The curriculum, which was slightly revised last month, defines one's sexual identity as including sex identity, which is "a person's internal sense of knowing whether he or she is male or female." The instruction also says, "Most experts in the field have concluded that sexual orientation is not a choice."
Also, households with same-sex parents are identified among nine types of families. Next to that listing, a new phrase has been inserted as instruction to teachers -- not students. It reads in parentheses: "This should not be interpreted as same-sex marriage."
Leaving aside the topics taught for a moment, why on earth would the school have thought they could get away with barring parents from auditing a sex-ed course, especially considering that the school district's official policy encourages classroom visits?
Reader Max G. sends along a pair of links from Right Reason. I can't say I've done much reading in "philosophical conservatism," but over at RR they've got things to say about homeschooling. Graeme Hunter praises homeschooling parents for carrying the torch that could save civilization (again), while Roger Scruton believes homeschooling is one link in the chain of moving kids from public to private schools.
Steve Kellmeyer claims that homeschooling is not "a good fit for the modern family," but he's not damning homeschooling - he's damning society for making the modern family sterile and ignorant.
The battle for state regulation of homeshooled education goes on, with Utah passing a bill that gives parents more control over, and privacy about, what they teach.
Are you a homeschooling parent tired of hearing the accusation that your kids can't possibly be "well-socialized"? Finally, some research to back you up.
A Denver School Board member is brutally honest:
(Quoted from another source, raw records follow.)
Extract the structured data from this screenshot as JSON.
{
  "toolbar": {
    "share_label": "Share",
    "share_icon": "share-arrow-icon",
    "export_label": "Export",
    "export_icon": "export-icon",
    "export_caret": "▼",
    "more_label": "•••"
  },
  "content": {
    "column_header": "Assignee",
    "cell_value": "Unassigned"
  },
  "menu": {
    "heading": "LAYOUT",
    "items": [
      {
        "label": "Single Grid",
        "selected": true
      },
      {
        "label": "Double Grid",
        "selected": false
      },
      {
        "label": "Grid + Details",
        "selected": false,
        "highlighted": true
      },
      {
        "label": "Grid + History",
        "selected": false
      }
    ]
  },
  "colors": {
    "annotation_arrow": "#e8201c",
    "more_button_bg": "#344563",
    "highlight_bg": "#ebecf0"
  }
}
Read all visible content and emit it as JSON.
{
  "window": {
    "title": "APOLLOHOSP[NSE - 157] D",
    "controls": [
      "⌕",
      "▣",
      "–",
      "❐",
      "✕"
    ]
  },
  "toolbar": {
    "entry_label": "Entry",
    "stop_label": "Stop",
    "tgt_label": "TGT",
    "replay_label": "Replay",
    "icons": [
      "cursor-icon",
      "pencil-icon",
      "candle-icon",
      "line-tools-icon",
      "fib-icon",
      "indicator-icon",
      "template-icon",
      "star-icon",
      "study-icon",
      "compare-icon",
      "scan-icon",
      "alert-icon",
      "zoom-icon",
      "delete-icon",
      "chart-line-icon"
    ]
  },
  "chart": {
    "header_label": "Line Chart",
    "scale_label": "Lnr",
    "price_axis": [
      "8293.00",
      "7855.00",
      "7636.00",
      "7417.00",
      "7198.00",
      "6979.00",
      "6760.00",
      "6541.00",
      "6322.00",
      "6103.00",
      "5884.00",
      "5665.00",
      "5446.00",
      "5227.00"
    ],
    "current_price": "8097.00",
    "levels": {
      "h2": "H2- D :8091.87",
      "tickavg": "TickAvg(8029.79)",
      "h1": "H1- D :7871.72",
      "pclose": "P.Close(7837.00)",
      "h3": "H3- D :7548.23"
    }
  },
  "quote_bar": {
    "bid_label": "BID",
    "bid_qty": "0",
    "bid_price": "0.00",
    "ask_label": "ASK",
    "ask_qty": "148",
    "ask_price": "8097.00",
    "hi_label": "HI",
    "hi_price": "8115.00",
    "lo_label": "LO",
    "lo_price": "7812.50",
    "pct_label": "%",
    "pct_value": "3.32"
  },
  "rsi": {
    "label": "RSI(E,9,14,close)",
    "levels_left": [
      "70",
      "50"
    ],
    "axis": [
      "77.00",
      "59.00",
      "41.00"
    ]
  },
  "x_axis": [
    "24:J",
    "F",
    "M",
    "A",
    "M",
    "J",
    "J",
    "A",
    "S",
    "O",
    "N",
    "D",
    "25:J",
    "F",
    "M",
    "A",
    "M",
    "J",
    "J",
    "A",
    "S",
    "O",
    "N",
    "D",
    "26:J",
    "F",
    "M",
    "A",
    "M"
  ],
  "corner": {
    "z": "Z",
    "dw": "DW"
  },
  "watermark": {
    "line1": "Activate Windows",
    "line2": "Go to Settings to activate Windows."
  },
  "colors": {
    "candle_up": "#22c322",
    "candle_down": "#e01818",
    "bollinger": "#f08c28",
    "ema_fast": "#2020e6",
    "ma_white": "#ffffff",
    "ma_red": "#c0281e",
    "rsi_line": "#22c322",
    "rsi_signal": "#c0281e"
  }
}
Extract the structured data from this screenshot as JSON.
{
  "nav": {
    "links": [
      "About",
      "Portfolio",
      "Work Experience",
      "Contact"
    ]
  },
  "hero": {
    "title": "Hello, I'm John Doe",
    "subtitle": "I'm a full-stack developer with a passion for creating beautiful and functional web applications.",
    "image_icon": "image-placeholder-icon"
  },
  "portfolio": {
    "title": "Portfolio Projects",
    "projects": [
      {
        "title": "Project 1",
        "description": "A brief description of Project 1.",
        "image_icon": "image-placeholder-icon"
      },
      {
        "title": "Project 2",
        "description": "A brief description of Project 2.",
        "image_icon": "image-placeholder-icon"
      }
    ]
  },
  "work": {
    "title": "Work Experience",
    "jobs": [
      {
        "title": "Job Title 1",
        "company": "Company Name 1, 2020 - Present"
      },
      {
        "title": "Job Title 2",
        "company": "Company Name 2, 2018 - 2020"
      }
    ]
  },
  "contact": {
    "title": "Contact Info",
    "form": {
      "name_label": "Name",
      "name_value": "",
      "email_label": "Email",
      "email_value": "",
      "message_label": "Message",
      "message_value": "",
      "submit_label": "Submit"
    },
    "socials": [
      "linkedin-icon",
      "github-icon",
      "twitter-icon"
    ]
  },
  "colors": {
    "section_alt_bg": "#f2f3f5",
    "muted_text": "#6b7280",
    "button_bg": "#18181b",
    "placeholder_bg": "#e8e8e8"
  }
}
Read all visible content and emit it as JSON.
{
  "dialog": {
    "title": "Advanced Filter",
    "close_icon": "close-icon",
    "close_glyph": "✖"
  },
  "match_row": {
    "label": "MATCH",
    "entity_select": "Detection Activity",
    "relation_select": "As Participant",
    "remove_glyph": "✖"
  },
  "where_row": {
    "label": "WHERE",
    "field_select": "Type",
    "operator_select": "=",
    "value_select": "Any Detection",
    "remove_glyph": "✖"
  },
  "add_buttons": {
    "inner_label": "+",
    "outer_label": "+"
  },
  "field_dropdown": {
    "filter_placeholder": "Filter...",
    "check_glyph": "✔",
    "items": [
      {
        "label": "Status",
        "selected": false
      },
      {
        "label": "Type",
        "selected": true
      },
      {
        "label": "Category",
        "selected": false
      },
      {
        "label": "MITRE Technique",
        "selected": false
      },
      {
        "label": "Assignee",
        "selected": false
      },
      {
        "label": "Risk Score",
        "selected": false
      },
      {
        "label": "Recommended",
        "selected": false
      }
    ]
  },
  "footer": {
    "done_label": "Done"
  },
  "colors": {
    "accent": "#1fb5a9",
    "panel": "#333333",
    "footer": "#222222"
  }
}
Charter schools have lured thousands of students from area public schools by offering incentives and recruiting intensively. "We know we won't have any kids if we don't do it," said Kay Frunzi, who runs Denver's Wyatt-Edison Charter School.
Their success has cost district budgets thousands of dollars and forced some principals and school boards to consider how to compete....
School board members and principals are waking up to a market-driven climate, and trying to figure out how to compete. It's critical because in Denver, for example, each student is worth $6,500 in funding to a school. Charters have found niches in the marketplace and have responded to what parents want, said Theresa Pea, a Denver School Board member.
"We (DPS) haven't caught up with that," she said. "We will need to give our principals more training and capacity to handle this. Some of them have never been in the business environment where they have to compete."
Is it any wonder that the charter school movement has caught them off guard? I couldn't find too much on the Wyatt-Edison Charter School online, but they did donate to the Susan G. Komen Breast Cancer Foundation.